Hundreds of shoppers and a few dozen protesters were on hand for the opening ceremony of the Whole Foods grocery store in the Lakeway Center on Wednesday, May 11.
For the shoppers, Wednesday was a chance to check out what the 50,000-square-foot natural foods store at 1030 Lakeway Drive had to offer. While many did have a few items in carts and baskets, quite a few were browsing the different departments, trying out samples and talking to employees and vendors.
They offer food that Bellingham people want. I think they’ll be very successful here.
Kenna Bird, Whole Foods customer
Western Washington University students Gabby Hagemark and Kenna Bird were excited the store finally opened in Bellingham. Bird, who has been in Whole Foods stores before, said she was spending opening day checking out the bakery as well as gluten-free options.
“They offer food that Bellingham people want,” Bird said. “I think they’ll be very successful here.”
Around 40 protesters arrived about 20 minutes before the 9 a.m. breaking of the bread ceremony with signs, music and a megaphone. They were there to protest the selling of Driscoll’s berries at the store. Driscoll’s buys some of its berries from Sakuma Brothers Farm of Skagit County, where farm workers are protesting work conditions while also attempting to get a union contract with the farm. The protesters shouted chants and talked about worker wages during some of the Whole Foods planned speeches.

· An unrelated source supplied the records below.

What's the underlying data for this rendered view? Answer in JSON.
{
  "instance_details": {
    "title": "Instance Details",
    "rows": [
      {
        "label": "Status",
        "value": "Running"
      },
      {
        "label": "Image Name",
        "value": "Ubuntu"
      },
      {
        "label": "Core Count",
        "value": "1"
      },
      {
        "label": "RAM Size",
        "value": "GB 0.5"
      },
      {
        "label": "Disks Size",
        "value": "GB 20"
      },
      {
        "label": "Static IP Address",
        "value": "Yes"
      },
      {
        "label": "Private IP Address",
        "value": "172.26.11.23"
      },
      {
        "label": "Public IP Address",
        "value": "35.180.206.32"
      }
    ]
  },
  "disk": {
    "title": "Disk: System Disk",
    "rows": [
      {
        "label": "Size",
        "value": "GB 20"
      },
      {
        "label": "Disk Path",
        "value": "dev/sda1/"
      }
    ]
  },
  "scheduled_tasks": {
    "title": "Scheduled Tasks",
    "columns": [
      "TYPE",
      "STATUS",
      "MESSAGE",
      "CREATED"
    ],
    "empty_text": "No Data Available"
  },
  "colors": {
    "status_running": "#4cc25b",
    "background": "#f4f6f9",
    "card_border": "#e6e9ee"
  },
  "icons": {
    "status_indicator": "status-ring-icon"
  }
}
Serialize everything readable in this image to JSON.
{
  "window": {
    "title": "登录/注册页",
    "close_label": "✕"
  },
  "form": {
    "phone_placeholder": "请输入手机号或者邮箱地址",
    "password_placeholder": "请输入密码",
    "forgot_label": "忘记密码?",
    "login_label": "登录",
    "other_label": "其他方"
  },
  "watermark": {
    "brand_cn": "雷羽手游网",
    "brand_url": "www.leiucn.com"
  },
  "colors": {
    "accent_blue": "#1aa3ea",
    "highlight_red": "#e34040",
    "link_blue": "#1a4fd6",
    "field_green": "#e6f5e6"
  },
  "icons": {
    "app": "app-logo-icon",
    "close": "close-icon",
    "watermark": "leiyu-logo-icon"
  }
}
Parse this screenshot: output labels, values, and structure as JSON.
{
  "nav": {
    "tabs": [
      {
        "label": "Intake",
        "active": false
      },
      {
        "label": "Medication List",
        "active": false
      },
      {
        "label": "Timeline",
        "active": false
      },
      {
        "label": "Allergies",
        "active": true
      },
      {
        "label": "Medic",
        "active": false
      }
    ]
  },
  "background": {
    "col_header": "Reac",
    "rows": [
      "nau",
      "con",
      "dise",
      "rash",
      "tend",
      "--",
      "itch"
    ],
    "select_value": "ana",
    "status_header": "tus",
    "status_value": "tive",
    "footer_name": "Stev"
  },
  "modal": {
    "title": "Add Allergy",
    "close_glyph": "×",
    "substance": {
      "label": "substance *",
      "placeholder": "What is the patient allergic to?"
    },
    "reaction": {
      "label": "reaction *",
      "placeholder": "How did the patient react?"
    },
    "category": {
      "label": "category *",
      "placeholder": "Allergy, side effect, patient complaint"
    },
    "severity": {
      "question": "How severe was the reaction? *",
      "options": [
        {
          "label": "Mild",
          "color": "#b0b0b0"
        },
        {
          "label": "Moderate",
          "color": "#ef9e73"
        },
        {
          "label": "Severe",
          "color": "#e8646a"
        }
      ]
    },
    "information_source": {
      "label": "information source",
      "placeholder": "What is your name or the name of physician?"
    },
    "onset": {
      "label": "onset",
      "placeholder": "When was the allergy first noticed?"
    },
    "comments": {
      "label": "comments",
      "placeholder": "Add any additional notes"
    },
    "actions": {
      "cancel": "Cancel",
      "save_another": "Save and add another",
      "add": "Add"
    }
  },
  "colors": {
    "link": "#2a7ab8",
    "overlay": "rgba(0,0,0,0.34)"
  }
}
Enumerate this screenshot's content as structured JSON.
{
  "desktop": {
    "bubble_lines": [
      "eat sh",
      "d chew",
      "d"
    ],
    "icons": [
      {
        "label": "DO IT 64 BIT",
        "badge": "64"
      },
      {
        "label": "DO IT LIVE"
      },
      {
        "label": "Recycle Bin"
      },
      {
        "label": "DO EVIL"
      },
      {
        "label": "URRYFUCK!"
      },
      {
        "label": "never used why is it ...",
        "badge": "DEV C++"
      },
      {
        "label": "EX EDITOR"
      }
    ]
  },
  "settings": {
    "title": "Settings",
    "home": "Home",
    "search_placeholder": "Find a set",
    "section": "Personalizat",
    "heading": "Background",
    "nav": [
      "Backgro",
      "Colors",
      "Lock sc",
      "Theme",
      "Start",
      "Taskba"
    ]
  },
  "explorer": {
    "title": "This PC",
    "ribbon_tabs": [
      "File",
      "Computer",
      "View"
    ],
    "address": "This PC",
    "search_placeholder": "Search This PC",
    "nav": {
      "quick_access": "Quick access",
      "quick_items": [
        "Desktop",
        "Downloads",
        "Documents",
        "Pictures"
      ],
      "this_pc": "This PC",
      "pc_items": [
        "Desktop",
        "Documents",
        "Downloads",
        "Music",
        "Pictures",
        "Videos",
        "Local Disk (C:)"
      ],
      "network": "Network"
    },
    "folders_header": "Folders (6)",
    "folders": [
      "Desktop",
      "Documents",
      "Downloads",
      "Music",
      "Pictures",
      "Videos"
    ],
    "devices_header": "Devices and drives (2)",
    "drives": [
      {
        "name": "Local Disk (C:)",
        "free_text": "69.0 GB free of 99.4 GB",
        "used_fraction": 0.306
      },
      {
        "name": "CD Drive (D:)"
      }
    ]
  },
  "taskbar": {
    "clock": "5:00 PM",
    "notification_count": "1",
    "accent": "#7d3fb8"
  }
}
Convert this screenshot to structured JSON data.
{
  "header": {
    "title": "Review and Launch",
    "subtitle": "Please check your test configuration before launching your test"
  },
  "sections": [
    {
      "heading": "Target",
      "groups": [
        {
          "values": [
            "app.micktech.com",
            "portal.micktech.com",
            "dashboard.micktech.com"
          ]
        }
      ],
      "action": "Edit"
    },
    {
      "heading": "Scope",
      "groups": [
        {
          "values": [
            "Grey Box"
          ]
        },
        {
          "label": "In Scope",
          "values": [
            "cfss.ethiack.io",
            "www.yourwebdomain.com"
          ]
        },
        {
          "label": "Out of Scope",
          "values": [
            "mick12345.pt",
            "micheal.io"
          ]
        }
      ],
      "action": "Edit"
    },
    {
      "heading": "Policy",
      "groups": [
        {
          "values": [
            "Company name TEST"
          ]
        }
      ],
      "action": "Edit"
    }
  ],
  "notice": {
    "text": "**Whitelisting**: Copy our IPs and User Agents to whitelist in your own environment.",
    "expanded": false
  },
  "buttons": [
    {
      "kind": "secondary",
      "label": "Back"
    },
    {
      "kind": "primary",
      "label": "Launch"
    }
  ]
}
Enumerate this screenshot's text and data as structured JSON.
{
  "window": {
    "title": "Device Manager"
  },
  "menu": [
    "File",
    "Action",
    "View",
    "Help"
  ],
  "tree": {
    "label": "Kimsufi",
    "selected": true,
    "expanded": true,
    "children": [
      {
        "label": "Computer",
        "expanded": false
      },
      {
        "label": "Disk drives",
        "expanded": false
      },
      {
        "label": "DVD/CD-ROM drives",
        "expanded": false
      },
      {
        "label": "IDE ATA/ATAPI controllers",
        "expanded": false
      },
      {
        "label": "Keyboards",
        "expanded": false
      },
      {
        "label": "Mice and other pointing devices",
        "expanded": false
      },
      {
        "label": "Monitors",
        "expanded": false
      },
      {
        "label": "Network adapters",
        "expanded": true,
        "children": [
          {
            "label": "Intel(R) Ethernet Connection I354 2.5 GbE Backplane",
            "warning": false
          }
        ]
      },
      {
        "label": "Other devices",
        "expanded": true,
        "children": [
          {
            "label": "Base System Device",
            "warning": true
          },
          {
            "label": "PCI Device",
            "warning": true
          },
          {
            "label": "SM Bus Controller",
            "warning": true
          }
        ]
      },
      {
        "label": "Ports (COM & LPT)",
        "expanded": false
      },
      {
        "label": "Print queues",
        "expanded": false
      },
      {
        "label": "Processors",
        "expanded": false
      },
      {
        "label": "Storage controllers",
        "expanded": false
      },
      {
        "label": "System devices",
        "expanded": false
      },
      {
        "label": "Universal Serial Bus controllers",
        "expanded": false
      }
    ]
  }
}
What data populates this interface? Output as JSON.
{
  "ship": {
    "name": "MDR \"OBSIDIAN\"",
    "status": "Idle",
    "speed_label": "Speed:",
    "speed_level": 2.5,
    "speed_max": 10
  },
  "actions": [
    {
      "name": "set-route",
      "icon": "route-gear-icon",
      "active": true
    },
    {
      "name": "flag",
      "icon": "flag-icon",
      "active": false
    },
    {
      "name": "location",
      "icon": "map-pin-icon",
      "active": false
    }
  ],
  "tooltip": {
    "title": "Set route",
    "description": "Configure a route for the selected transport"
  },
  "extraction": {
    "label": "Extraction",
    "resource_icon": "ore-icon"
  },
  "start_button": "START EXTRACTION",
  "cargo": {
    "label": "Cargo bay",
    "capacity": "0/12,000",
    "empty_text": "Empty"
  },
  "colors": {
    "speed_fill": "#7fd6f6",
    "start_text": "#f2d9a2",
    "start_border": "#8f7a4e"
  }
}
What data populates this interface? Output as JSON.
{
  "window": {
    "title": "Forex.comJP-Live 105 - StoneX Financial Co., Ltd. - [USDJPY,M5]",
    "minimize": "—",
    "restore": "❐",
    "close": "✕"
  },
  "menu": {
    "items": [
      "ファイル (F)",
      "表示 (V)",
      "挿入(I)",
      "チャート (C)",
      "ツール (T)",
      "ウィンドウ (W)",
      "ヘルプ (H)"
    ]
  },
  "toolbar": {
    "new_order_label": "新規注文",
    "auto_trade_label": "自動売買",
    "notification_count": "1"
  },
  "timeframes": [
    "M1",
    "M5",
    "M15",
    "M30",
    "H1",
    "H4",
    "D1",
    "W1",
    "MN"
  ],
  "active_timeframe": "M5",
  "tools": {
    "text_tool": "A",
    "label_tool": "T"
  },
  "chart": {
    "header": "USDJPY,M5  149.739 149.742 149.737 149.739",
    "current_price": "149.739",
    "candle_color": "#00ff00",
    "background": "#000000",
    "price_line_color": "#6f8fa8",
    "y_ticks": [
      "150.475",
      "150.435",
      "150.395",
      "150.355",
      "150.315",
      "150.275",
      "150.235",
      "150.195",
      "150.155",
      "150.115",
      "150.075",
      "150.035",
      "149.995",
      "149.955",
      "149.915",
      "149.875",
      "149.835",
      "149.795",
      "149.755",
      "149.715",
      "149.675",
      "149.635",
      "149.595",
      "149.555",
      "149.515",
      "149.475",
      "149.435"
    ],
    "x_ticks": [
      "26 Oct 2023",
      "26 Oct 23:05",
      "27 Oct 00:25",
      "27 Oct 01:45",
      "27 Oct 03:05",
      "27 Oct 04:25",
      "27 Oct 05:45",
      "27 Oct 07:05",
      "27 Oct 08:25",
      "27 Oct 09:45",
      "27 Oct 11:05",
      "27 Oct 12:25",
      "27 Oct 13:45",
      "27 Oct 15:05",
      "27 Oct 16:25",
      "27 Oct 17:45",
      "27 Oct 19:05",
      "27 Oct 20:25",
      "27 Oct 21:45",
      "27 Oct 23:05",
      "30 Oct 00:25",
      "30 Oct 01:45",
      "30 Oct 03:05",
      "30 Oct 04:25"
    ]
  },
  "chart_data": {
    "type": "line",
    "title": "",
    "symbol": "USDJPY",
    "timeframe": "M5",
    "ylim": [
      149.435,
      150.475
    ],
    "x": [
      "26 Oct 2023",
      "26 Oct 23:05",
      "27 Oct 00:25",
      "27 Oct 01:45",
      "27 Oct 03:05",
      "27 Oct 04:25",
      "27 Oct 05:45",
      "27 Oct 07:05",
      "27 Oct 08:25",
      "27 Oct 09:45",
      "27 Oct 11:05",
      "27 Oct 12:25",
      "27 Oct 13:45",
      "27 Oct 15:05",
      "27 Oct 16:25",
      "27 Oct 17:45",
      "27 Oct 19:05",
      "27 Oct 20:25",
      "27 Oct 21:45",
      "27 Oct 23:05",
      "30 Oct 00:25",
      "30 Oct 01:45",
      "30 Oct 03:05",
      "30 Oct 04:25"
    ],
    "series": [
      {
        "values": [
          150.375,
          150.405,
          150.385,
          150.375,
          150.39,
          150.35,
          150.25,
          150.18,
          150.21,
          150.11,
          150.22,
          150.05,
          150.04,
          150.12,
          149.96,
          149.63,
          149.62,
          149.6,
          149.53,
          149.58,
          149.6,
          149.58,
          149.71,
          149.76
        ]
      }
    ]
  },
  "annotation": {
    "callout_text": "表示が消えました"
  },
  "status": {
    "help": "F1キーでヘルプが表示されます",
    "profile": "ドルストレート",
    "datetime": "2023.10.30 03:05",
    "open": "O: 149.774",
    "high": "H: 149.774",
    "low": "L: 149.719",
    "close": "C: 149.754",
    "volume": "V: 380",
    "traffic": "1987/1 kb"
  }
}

The opening ceremonies continued, and employees handed out bread to customers as the store opened soon after 9 a.m., with the protesters dispersing soon after.
After the opening ceremony, Whole Foods Regional President Joe Rogoff said they did their research before deciding to sell Driscoll’s berries — like they do with all the products they sell. He added that the protesters have a right to come and object.
“I don’t like to out-shout people and would prefer a dialogue with them,” Rogoff said.
As for Bellingham, Rogoff said he was particularly happy to get a store open in this community.
“It’s really the community that brought us here,” Rogoff said, noting that they received a huge amount of emails and letters from people requesting that Whole Foods open in Bellingham.
At the time of the opening the Lakeway Center parking lot was packed, with many people opting to park at nearby businesses and side streets. Inside the store customers strolled through produce, meat, bakery, whole body, frozen and dairy departments talking to vendors. Also drawing interest were the juice/coffee bar as well as Far North, which makes pizza from Wood Stone ovens. The pizza restaurant also serves several Bellingham beers on tap, offering to can them with their “crowler” machine.
“We want to be a community gathering place,” Rogoff said. “Our mission is to make the world eat better.”